It’s our communal identity that makes us strong, but it is rooted and grounded in the life-giving love of Jesus Christ.  As Heather, Luke and I talked about their joining this faith community, I asked them to let us be a hedge of protection around them and their family, so that we can pray for them and encourage them to follow Christ.  Likewise, as they bring their gifts and talents here, they will help us be faithful to Christ.  They bring youthful energy and imaginations to this community and we offer them wisdom and experience. It’s a win-win partnership of faith.

I’m reading a book, called Faithformation2020, which talks about “Designing the Future of Faith Formation.” It opens with a definition of “hope,” by Vaclav Havel, who says:

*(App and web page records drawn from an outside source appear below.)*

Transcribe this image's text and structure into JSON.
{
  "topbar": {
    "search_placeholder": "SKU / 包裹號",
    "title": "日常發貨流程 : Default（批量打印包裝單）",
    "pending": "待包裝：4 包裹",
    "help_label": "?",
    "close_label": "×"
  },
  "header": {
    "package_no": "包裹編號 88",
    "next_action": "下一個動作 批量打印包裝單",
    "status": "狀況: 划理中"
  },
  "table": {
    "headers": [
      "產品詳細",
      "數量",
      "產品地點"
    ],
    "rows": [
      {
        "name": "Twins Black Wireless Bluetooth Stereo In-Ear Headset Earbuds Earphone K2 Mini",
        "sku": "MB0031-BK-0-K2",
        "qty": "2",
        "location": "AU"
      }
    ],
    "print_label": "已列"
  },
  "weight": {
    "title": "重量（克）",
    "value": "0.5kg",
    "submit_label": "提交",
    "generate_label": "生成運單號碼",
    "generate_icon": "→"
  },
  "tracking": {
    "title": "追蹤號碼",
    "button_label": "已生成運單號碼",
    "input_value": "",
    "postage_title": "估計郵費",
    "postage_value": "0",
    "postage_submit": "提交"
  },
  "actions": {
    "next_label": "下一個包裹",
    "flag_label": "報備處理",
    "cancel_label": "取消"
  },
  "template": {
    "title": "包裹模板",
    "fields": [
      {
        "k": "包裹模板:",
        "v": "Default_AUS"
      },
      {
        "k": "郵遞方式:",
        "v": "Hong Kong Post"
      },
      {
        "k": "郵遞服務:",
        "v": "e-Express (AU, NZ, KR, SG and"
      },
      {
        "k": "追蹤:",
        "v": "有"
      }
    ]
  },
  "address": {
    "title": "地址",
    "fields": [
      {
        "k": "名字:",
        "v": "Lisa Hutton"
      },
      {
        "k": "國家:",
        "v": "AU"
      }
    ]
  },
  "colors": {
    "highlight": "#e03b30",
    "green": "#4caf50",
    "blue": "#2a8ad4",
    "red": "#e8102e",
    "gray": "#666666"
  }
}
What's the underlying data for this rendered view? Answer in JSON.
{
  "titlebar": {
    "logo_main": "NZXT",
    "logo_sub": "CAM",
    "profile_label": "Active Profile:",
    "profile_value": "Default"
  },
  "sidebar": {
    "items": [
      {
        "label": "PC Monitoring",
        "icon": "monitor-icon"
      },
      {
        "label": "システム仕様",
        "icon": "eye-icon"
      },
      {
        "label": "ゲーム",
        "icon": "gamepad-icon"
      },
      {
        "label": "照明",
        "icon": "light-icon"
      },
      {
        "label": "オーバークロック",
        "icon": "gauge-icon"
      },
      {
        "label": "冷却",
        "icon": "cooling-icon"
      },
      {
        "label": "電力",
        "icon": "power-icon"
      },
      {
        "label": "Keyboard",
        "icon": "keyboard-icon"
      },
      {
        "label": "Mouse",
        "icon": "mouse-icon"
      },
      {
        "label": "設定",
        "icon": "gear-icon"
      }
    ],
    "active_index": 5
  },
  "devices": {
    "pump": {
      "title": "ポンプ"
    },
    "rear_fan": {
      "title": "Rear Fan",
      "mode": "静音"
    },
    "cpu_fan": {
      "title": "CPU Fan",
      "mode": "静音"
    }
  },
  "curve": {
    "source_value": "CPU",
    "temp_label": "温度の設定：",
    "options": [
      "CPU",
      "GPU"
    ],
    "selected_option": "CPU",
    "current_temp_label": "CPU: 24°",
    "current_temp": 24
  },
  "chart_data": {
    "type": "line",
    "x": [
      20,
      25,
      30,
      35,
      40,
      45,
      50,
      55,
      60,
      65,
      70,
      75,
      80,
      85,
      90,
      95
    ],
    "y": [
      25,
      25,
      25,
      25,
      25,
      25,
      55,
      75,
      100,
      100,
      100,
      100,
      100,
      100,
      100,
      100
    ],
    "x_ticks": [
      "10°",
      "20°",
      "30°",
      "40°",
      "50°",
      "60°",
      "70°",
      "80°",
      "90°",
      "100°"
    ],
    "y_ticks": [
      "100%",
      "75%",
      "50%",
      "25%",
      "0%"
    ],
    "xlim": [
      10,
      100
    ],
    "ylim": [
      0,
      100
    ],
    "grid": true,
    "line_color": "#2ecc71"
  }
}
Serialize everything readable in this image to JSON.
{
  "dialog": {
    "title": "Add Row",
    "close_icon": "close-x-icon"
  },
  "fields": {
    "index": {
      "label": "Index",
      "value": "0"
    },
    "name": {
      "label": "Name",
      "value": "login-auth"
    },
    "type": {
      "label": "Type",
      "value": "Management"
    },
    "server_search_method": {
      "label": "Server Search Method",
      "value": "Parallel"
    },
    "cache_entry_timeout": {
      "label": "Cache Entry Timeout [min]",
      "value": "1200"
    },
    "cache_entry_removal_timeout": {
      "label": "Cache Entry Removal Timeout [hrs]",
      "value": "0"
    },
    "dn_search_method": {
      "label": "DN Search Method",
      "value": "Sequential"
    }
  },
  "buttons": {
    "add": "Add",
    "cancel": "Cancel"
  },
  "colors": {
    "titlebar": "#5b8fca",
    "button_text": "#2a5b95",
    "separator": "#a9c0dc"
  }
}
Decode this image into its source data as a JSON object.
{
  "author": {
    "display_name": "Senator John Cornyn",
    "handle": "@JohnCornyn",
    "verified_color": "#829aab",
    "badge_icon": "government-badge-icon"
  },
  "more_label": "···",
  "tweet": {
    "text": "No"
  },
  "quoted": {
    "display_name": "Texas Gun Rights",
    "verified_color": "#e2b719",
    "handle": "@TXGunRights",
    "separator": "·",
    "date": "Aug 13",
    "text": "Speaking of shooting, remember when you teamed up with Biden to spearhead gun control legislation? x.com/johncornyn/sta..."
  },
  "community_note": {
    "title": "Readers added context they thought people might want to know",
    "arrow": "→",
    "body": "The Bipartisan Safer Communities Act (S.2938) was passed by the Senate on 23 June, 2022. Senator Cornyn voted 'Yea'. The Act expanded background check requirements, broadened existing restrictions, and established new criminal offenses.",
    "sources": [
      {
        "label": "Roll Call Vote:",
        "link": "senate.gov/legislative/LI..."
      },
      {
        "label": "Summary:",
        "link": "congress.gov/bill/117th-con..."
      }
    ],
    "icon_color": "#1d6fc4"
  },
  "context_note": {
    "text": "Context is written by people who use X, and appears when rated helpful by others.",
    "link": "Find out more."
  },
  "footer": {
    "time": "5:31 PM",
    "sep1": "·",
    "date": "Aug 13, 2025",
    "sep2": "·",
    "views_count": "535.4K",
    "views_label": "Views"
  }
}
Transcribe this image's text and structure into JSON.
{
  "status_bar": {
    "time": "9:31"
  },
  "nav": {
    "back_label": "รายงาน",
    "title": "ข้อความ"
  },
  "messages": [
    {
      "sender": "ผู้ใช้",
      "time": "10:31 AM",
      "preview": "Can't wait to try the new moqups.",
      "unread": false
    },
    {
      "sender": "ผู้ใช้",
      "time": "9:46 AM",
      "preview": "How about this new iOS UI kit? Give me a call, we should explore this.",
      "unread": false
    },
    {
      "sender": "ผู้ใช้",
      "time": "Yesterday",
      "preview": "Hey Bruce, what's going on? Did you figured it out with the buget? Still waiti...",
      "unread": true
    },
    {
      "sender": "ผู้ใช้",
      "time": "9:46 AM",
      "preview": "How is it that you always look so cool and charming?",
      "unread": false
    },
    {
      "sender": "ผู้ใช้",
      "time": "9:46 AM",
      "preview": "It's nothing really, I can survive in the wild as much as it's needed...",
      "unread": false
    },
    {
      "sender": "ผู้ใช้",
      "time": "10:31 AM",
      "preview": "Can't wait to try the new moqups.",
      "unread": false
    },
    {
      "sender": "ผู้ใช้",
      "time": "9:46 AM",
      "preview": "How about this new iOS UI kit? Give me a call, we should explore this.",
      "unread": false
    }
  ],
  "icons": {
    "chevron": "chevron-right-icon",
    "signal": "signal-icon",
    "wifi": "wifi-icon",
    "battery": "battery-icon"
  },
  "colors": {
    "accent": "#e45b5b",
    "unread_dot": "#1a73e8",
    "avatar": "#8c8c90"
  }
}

“Hope is a state of mind, not of the world…it is a dimension of the soul, and it’s not essentially dependent on some particular observation of the world… [Hope] is an orientation of the spirit, an orientation of the heart; it transcends the world that is immediately experienced, and is anchored somewhere beyond its horizons….Hope, in this deep and powerful sense, is not the same as joy that things are going well, or willingness to invest in enterprises that are obviously heading for success, but rather an ability to work for something because it is good, not just because it stands a chance to succeed….Hope is definitely not the same thing as optimism. It is not the conviction that something will turn out well, but the certainty that something makes sense, regardless of how it turns out.”

Let’s get our eyes off the ground. Let’s see as John sees, knowing Jesus is the resurrection and life even if we can’t see evidence of it yet.  This book about faith formation encourages us to “plant dates” – knowing it takes 10 years for a date tree to produce its first fruit:

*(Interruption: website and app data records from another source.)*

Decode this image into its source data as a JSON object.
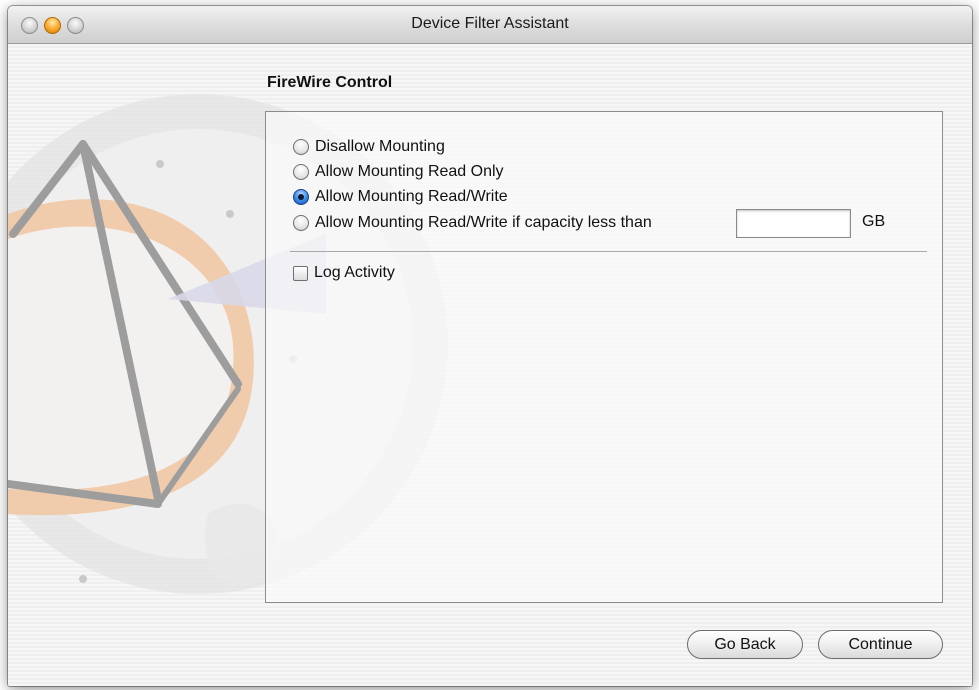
{
  "window": {
    "title": "Device Filter Assistant"
  },
  "section": {
    "heading": "FireWire Control"
  },
  "options": [
    {
      "label": "Disallow Mounting",
      "selected": false
    },
    {
      "label": "Allow Mounting Read Only",
      "selected": false
    },
    {
      "label": "Allow Mounting Read/Write",
      "selected": true
    },
    {
      "label": "Allow Mounting Read/Write if capacity less than",
      "selected": false
    }
  ],
  "capacity": {
    "value": "",
    "unit": "GB"
  },
  "log_activity": {
    "label": "Log Activity",
    "checked": false
  },
  "buttons": {
    "back": "Go Back",
    "continue": "Continue"
  },
  "colors": {
    "accent": "#3f8ee9",
    "window_bg": "#f3f3f3",
    "close_minimize": "#f7a52a"
  }
}
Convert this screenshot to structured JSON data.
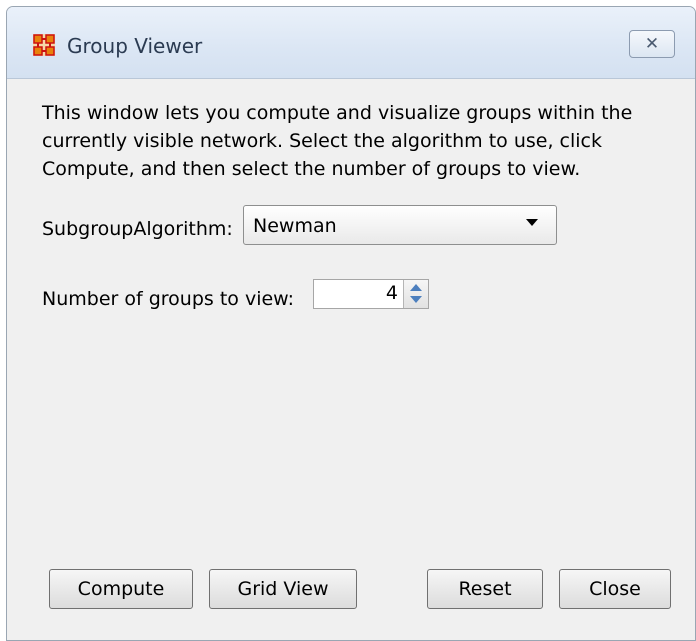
{
  "window": {
    "title": "Group Viewer",
    "close_symbol": "✕",
    "icon": "network-graph-icon"
  },
  "content": {
    "description": "This window lets you compute and visualize groups within the currently visible network. Select the algorithm to use, click Compute, and then select the number of groups to view.",
    "algorithm": {
      "label": "SubgroupAlgorithm:",
      "selected": "Newman"
    },
    "groups": {
      "label": "Number of groups to view:",
      "value": "4"
    }
  },
  "buttons": {
    "compute": "Compute",
    "grid_view": "Grid View",
    "reset": "Reset",
    "close": "Close"
  },
  "colors": {
    "icon_orange": "#e8820c",
    "icon_red": "#cc1111",
    "spinner_arrow": "#4c7fbe"
  }
}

Let us plant dates
even though those who plant them will never eat them.
We must live by the love of what we will never see.
This is the secret discipline.
It is a refusal to let the creative act
be dissolved in immediate sense experience
and a stubborn commitment to the future of our grandchildren.
Such disciplined love
is what has given prophets, revolutionaries and saints
the courage to die for the future they envisaged.
They make their own bodies
the seed of their highest hope.

            Sisters and brothers in Christ, God’s new creation is already being born in us. Jesus calls you to come out of the tomb. Jesus asks all of us to take off one another’s grave clothes gently, carefully and compassionately. As Jesus breathes life into you and me; let this loving Christian community unbind us. Let us pray.

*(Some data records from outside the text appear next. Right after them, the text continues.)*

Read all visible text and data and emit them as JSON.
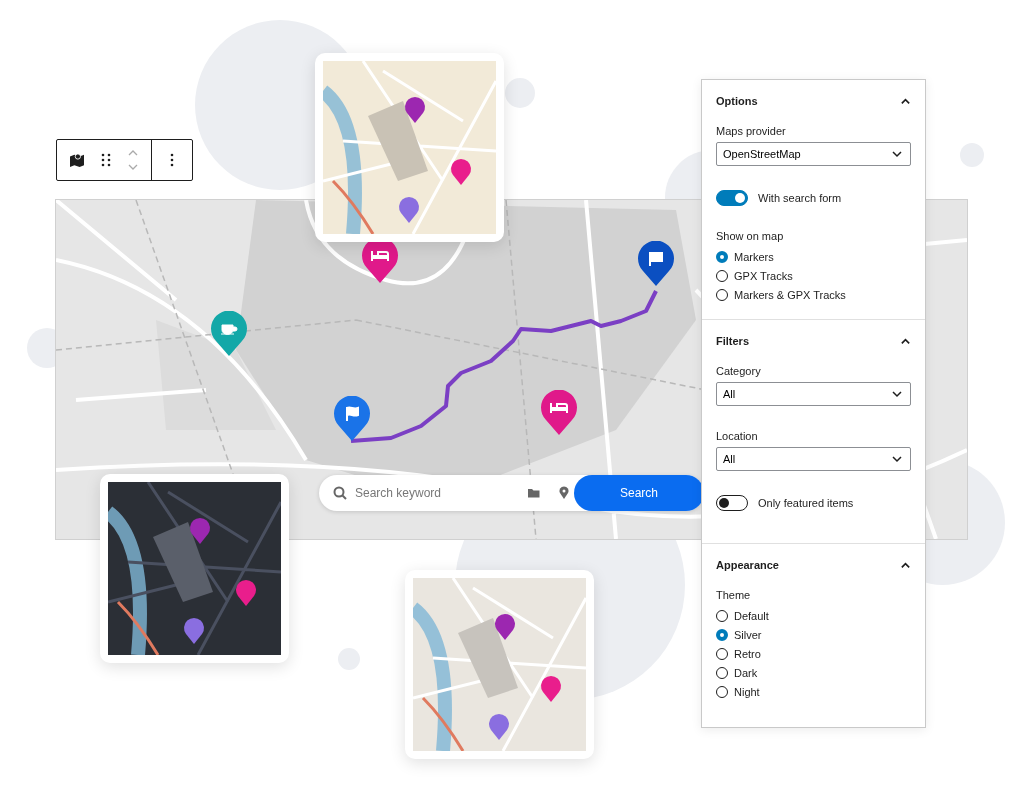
{
  "search_form": {
    "placeholder": "Search keyword",
    "button": "Search"
  },
  "map": {
    "markers": [
      {
        "kind": "cafe",
        "color": "#13a8a8"
      },
      {
        "kind": "hotel",
        "color": "#e0198a"
      },
      {
        "kind": "start",
        "color": "#1a73e8"
      },
      {
        "kind": "hotel",
        "color": "#e0198a"
      },
      {
        "kind": "finish",
        "color": "#0b4fc1"
      }
    ]
  },
  "sidebar": {
    "sections": [
      {
        "title": "Options",
        "expanded": true,
        "controls": [
          {
            "kind": "select",
            "label": "Maps provider",
            "value": "OpenStreetMap"
          },
          {
            "kind": "toggle",
            "label": "With search form",
            "on": true
          },
          {
            "kind": "radio",
            "label": "Show on map",
            "options": [
              {
                "label": "Markers",
                "selected": true
              },
              {
                "label": "GPX Tracks",
                "selected": false
              },
              {
                "label": "Markers & GPX Tracks",
                "selected": false
              }
            ]
          }
        ]
      },
      {
        "title": "Filters",
        "expanded": true,
        "controls": [
          {
            "kind": "select",
            "label": "Category",
            "value": "All"
          },
          {
            "kind": "select",
            "label": "Location",
            "value": "All"
          },
          {
            "kind": "toggle",
            "label": "Only featured items",
            "on": false
          }
        ]
      },
      {
        "title": "Appearance",
        "expanded": true,
        "controls": [
          {
            "kind": "radio",
            "label": "Theme",
            "options": [
              {
                "label": "Default",
                "selected": false
              },
              {
                "label": "Silver",
                "selected": true
              },
              {
                "label": "Retro",
                "selected": false
              },
              {
                "label": "Dark",
                "selected": false
              },
              {
                "label": "Night",
                "selected": false
              }
            ]
          }
        ]
      }
    ]
  }
}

John Roberto, Faithformation2020: Designing the Future of Faith Formation, (Naugatuck, CT: LifelongFaith Associates, 2010), p. 1.

Ibid., p. 4.


Marjorie Thompson, “Tears as Anguish, Tears as Gift,” The Way of Blessedness, (Nashville: Upper Room Books, 2003), p. 37.